WHAT YOU NEED TO DO
Needed from the data below: all lines that contain the word "text".

LISTED RECORDS
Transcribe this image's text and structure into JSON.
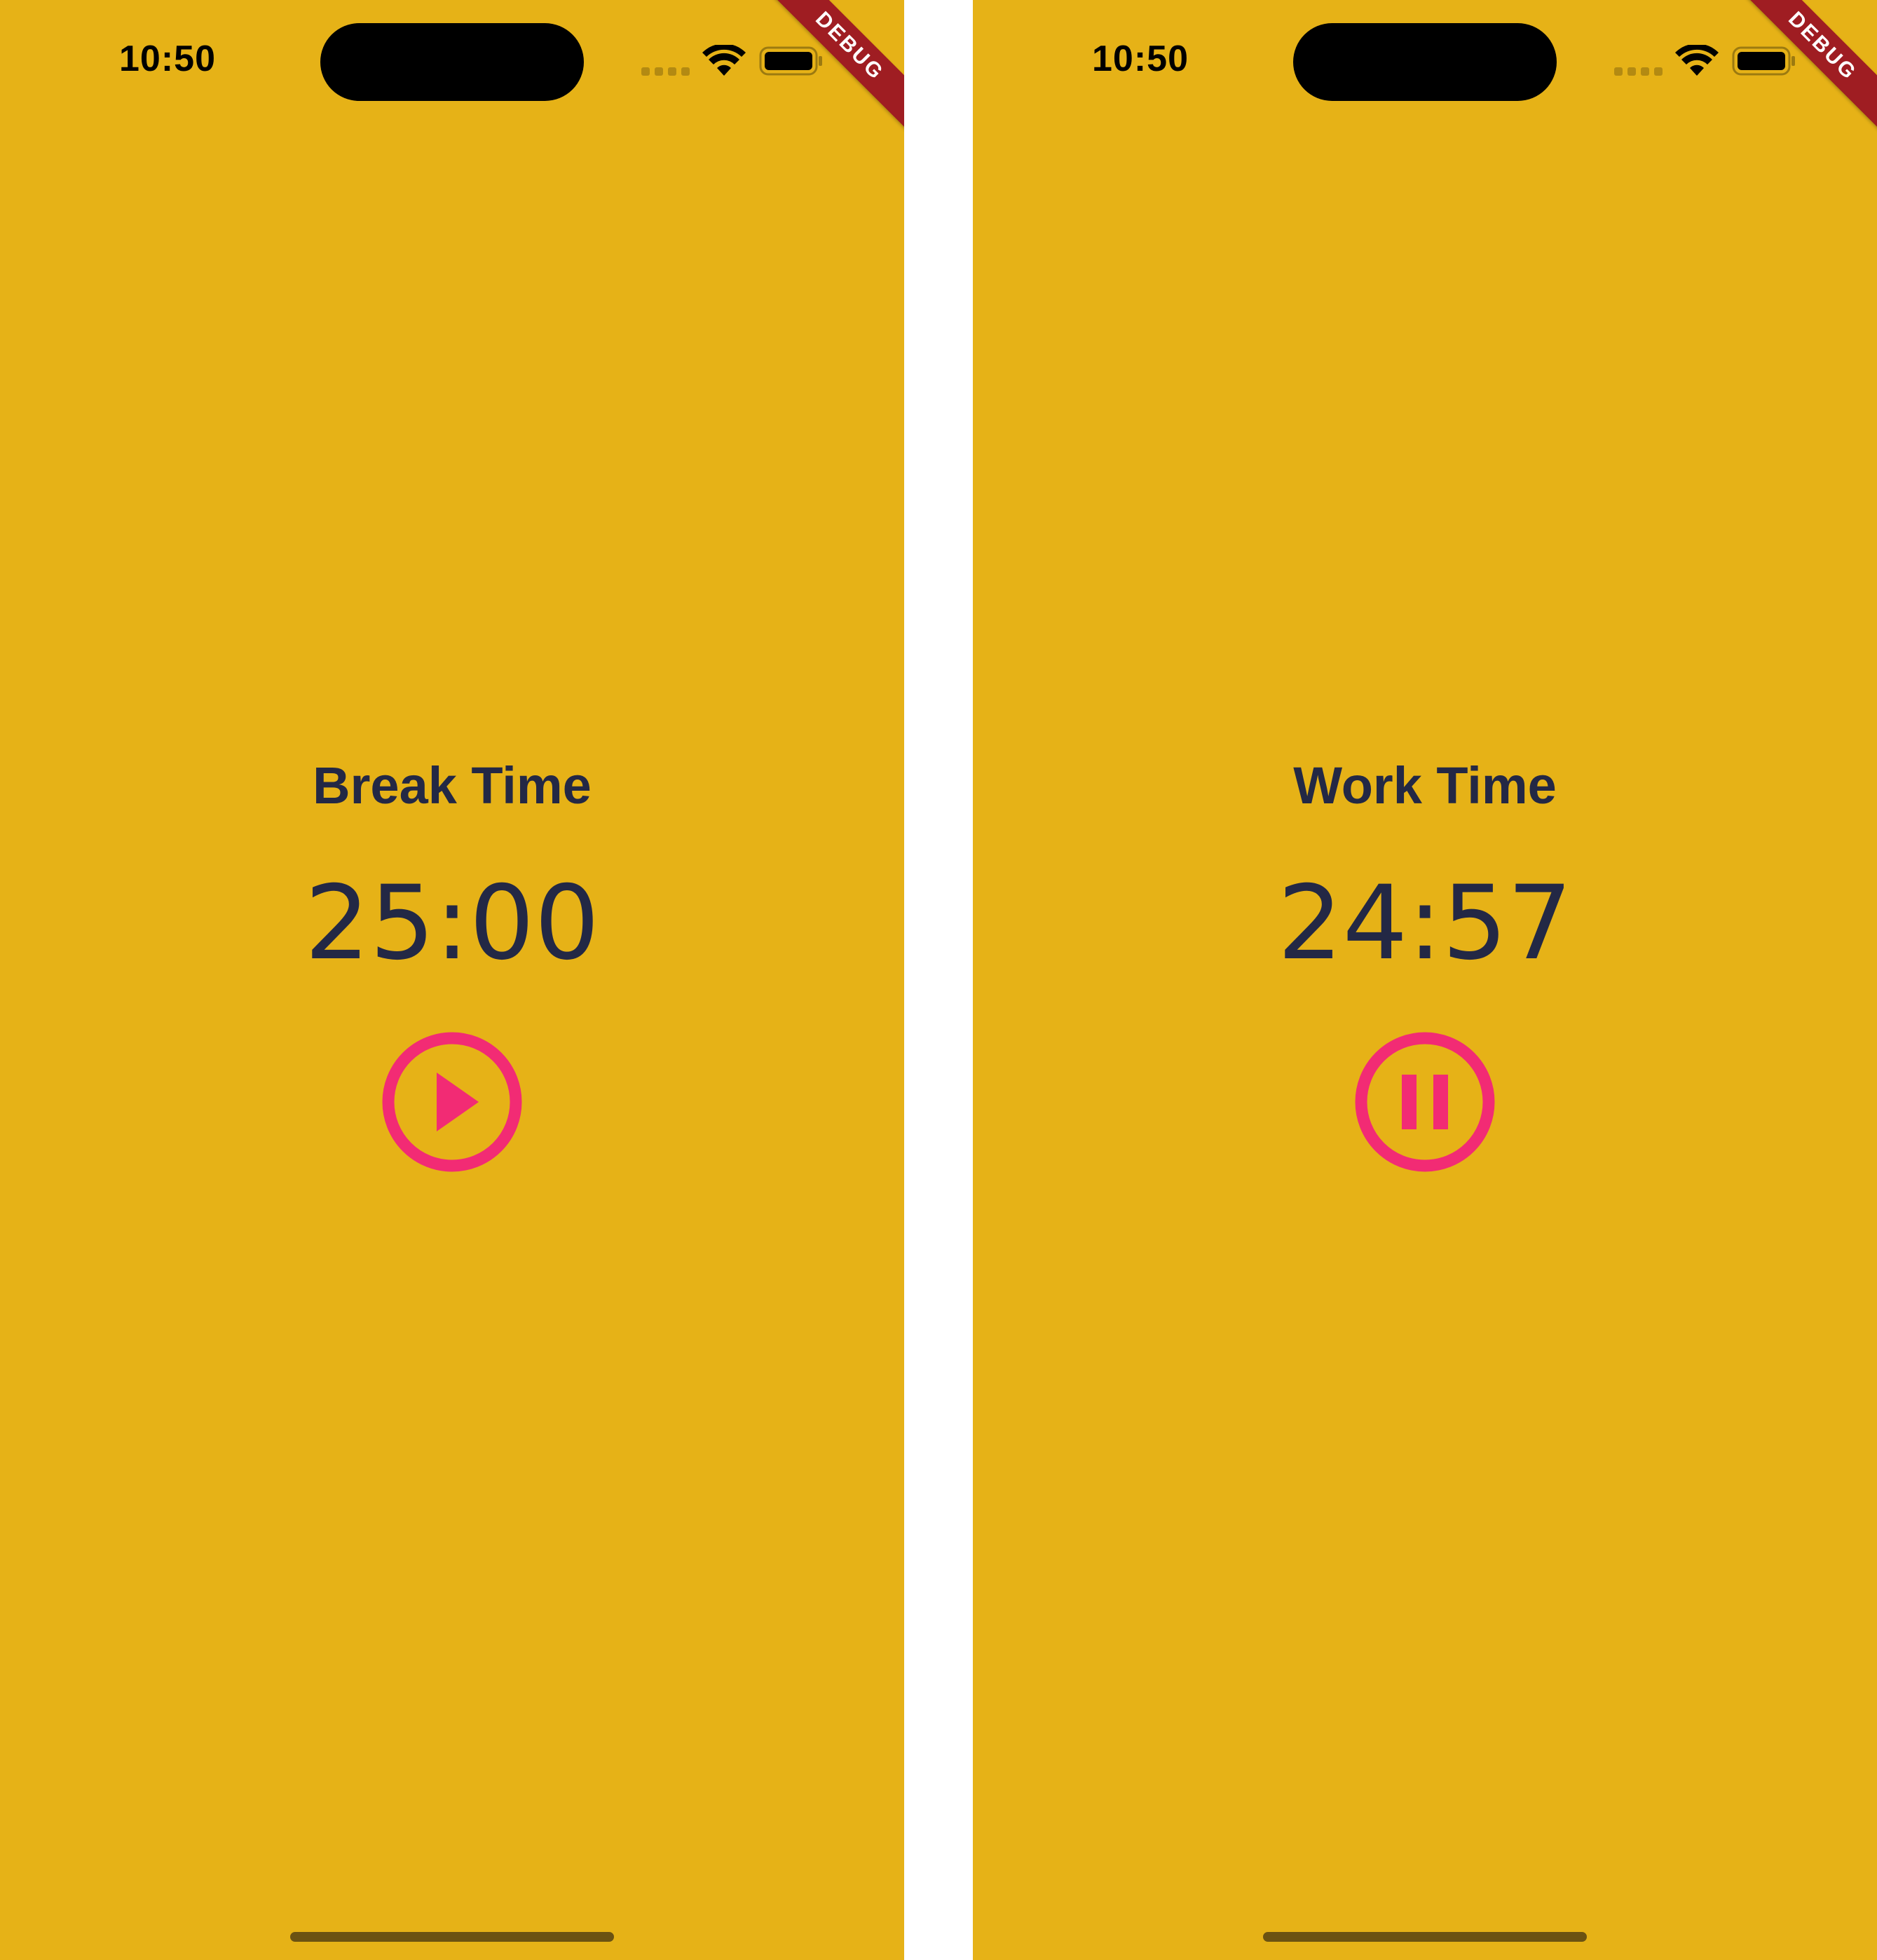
{
  "colors": {
    "background": "#E6B217",
    "text": "#232845",
    "accent": "#F22B74",
    "debug_banner": "#9F1D22"
  },
  "screens": [
    {
      "status_bar": {
        "time": "10:50",
        "icons": [
          "cellular-signal-icon",
          "wifi-icon",
          "battery-icon"
        ]
      },
      "debug_banner": "DEBUG",
      "mode_label": "Break Time",
      "timer": "25:00",
      "control_icon": "play-circle-icon"
    },
    {
      "status_bar": {
        "time": "10:50",
        "icons": [
          "cellular-signal-icon",
          "wifi-icon",
          "battery-icon"
        ]
      },
      "debug_banner": "DEBUG",
      "mode_label": "Work Time",
      "timer": "24:57",
      "control_icon": "pause-circle-icon"
    }
  ]
}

WRITTEN SOLUTION
Transcribe this image's text and structure into JSON.
    "text": "#232845",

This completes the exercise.